## Exercise objective:
Each line below with the word "this" needs to be copied.

## Available records:
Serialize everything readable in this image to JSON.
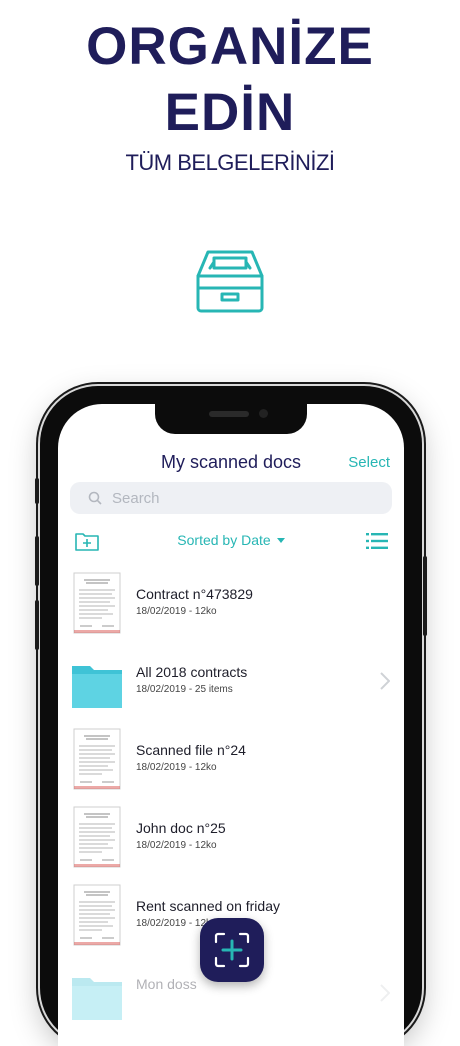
{
  "headline": {
    "line1": "ORGANİZE",
    "line2": "EDİN",
    "subline": "TÜM BELGELERİNİZİ"
  },
  "colors": {
    "navy": "#1f1d5a",
    "accent": "#27b6b4"
  },
  "app": {
    "title": "My scanned docs",
    "select_label": "Select",
    "search_placeholder": "Search",
    "sort_label": "Sorted by Date",
    "icons": [
      "inbox-tray-icon",
      "search-icon",
      "add-folder-icon",
      "list-view-icon",
      "chevron-right-icon",
      "scan-add-icon"
    ]
  },
  "items": [
    {
      "type": "doc",
      "title": "Contract n°473829",
      "meta": "18/02/2019 - 12ko"
    },
    {
      "type": "folder",
      "title": "All 2018 contracts",
      "meta": "18/02/2019 - 25 items"
    },
    {
      "type": "doc",
      "title": "Scanned file n°24",
      "meta": "18/02/2019 - 12ko"
    },
    {
      "type": "doc",
      "title": "John doc n°25",
      "meta": "18/02/2019 - 12ko"
    },
    {
      "type": "doc",
      "title": "Rent scanned on friday",
      "meta": "18/02/2019 - 12ko"
    },
    {
      "type": "folder",
      "title": "Mon doss",
      "meta": ""
    }
  ]
}
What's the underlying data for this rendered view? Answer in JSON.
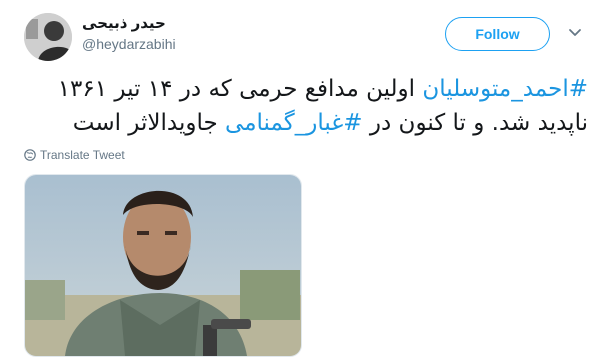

## Solution:
Serialize everything readable in this image to JSON.
What's the underlying data for this rendered view? Answer in JSON.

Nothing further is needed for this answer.